• Work task:
Return, from the material below, each line in which "Albury" occurs.

• Records for the task:
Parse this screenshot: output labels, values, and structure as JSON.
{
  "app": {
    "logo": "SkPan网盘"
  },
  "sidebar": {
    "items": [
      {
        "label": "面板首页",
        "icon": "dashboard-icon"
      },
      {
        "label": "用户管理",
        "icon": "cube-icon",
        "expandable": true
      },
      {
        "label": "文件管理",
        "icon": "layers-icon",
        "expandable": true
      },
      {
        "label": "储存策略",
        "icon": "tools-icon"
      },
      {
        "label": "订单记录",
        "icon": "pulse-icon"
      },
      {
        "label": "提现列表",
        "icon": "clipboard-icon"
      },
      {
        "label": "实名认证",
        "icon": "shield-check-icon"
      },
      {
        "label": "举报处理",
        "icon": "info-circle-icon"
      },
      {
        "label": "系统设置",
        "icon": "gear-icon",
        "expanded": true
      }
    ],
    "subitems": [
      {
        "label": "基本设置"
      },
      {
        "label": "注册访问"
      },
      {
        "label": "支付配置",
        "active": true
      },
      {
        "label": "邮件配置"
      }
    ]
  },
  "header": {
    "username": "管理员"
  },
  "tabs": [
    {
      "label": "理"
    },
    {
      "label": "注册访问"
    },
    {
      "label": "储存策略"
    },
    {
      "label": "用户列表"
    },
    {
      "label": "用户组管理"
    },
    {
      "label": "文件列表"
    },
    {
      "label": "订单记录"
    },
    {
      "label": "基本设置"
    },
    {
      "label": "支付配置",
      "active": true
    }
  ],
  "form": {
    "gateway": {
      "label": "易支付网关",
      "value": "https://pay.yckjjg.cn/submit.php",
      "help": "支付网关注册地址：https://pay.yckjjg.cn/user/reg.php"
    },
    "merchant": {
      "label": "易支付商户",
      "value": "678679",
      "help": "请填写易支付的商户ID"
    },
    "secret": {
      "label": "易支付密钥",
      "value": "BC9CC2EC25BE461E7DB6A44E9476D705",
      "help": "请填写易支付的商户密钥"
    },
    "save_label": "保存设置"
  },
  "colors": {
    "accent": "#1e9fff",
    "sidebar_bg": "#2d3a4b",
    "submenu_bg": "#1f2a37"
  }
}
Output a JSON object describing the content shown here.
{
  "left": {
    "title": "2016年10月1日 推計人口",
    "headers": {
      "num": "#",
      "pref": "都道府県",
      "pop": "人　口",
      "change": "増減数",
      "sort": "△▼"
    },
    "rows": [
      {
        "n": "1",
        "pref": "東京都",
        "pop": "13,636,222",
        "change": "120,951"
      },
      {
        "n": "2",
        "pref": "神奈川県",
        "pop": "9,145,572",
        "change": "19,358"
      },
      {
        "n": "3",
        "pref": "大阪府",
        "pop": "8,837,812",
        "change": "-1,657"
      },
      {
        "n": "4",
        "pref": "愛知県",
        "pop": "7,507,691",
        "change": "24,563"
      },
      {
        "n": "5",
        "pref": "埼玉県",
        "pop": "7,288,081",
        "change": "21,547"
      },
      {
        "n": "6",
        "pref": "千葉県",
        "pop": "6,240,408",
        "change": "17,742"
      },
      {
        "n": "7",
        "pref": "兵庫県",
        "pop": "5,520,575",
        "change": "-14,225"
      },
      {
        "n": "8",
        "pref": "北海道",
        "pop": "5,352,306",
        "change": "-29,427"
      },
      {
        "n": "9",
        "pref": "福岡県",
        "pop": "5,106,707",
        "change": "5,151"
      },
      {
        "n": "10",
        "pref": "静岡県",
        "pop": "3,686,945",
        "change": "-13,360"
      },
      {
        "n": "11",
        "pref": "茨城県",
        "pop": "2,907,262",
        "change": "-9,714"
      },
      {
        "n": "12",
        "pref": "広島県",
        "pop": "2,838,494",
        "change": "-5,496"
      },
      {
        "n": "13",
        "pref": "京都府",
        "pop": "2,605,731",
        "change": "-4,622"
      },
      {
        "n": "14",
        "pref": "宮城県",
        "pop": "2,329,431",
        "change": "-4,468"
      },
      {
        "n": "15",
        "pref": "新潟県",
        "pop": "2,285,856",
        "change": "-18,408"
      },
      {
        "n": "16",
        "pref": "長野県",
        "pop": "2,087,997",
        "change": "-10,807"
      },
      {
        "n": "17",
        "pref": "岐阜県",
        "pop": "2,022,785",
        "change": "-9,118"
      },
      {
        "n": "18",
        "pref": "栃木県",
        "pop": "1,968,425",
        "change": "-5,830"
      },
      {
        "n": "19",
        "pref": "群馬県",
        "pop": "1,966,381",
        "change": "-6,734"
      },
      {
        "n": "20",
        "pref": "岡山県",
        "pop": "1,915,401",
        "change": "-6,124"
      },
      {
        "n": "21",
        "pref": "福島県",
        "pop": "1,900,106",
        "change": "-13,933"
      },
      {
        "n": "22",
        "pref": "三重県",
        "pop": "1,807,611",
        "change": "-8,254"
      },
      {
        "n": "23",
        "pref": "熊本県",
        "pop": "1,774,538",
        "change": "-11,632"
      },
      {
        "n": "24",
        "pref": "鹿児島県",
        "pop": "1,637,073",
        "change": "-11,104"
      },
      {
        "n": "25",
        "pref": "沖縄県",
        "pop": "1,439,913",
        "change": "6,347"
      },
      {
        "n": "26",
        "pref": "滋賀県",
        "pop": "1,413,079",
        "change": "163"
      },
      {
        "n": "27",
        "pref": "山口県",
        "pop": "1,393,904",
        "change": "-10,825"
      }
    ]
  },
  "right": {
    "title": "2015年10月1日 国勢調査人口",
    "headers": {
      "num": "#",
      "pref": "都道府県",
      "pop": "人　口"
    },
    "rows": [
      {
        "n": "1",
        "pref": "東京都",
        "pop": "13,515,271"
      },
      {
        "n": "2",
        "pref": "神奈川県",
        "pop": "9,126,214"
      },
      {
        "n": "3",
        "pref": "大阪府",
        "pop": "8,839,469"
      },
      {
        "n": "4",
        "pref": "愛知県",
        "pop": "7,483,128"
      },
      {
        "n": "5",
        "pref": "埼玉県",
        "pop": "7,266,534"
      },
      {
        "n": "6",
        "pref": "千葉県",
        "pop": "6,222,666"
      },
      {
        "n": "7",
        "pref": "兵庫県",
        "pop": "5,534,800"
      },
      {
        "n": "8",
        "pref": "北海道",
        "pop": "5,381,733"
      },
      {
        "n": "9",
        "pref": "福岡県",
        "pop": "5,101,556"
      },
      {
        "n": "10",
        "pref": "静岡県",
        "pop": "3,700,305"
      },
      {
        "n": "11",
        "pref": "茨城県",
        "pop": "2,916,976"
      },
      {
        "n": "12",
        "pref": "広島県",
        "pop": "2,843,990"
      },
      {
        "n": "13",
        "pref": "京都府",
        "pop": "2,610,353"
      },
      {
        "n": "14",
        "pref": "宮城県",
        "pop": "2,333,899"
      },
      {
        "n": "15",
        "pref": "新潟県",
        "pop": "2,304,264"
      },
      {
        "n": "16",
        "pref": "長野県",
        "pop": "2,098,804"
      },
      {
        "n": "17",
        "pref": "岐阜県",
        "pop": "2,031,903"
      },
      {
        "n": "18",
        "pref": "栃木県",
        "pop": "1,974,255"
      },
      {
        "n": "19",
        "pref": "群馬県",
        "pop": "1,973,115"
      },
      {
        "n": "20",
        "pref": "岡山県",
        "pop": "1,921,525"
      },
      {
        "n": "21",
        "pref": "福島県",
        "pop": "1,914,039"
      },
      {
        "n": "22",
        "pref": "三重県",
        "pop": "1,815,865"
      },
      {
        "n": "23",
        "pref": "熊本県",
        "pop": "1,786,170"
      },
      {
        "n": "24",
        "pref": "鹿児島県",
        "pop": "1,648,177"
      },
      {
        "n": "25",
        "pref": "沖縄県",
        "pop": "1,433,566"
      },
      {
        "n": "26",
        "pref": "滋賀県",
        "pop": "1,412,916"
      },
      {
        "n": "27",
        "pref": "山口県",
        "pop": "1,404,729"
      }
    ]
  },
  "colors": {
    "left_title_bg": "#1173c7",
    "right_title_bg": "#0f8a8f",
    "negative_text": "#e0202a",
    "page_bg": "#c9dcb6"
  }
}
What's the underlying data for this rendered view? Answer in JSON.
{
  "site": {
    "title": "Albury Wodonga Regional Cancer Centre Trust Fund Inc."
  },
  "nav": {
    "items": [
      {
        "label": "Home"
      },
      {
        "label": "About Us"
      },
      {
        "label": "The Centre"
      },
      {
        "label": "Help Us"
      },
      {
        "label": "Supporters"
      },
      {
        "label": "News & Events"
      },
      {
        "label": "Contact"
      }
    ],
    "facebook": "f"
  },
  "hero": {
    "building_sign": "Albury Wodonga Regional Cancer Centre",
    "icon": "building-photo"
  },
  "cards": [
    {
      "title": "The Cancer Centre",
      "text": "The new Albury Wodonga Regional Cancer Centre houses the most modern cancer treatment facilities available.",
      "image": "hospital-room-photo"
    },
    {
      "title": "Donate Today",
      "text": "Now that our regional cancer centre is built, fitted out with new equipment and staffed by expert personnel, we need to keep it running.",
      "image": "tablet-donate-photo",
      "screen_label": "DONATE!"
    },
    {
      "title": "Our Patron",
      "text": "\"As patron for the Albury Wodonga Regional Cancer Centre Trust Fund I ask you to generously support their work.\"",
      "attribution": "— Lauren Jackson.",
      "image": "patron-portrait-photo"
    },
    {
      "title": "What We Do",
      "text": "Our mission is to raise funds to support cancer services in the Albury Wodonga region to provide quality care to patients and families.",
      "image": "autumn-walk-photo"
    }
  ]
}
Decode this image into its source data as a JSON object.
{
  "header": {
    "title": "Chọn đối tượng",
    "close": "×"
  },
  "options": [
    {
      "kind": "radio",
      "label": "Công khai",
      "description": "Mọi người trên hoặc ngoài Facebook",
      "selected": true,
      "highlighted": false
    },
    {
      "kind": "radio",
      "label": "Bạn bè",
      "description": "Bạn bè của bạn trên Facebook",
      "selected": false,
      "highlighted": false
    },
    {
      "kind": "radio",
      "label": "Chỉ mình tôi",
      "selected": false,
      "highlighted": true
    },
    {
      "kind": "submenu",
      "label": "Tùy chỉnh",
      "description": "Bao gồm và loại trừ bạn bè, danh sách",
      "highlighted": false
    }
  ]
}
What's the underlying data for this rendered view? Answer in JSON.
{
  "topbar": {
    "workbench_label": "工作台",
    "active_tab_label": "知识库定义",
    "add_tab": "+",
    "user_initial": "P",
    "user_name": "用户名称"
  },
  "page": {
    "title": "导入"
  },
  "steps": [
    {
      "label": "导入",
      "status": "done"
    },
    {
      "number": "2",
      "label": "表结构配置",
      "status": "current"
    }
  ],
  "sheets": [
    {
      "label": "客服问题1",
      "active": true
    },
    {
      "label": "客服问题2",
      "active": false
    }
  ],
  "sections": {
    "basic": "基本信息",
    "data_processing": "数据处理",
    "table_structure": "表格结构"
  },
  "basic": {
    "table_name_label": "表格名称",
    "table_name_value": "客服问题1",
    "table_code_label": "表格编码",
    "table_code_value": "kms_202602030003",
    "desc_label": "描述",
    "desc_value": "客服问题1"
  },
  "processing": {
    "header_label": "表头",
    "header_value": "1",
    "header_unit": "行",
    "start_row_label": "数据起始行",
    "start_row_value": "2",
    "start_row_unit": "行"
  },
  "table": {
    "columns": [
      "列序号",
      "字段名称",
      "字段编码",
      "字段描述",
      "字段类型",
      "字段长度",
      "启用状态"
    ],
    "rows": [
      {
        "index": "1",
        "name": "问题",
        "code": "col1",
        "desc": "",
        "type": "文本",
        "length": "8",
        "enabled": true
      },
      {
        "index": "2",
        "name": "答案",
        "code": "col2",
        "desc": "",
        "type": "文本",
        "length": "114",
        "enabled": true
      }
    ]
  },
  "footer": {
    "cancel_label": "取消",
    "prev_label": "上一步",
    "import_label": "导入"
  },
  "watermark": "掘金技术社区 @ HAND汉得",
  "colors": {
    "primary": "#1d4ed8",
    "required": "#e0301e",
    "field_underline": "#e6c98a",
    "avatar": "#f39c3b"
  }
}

• Exercise solution:
    "title": "Albury Wodonga Regional Cancer Centre Trust Fund Inc."
    "building_sign": "Albury Wodonga Regional Cancer Centre",
      "text": "The new Albury Wodonga Regional Cancer Centre houses the most modern cancer treatment facilities available.",
      "text": "\"As patron for the Albury Wodonga Regional Cancer Centre Trust Fund I ask you to generously support their work.\"",
      "text": "Our mission is to raise funds to support cancer services in the Albury Wodonga region to provide quality care to patients and families.",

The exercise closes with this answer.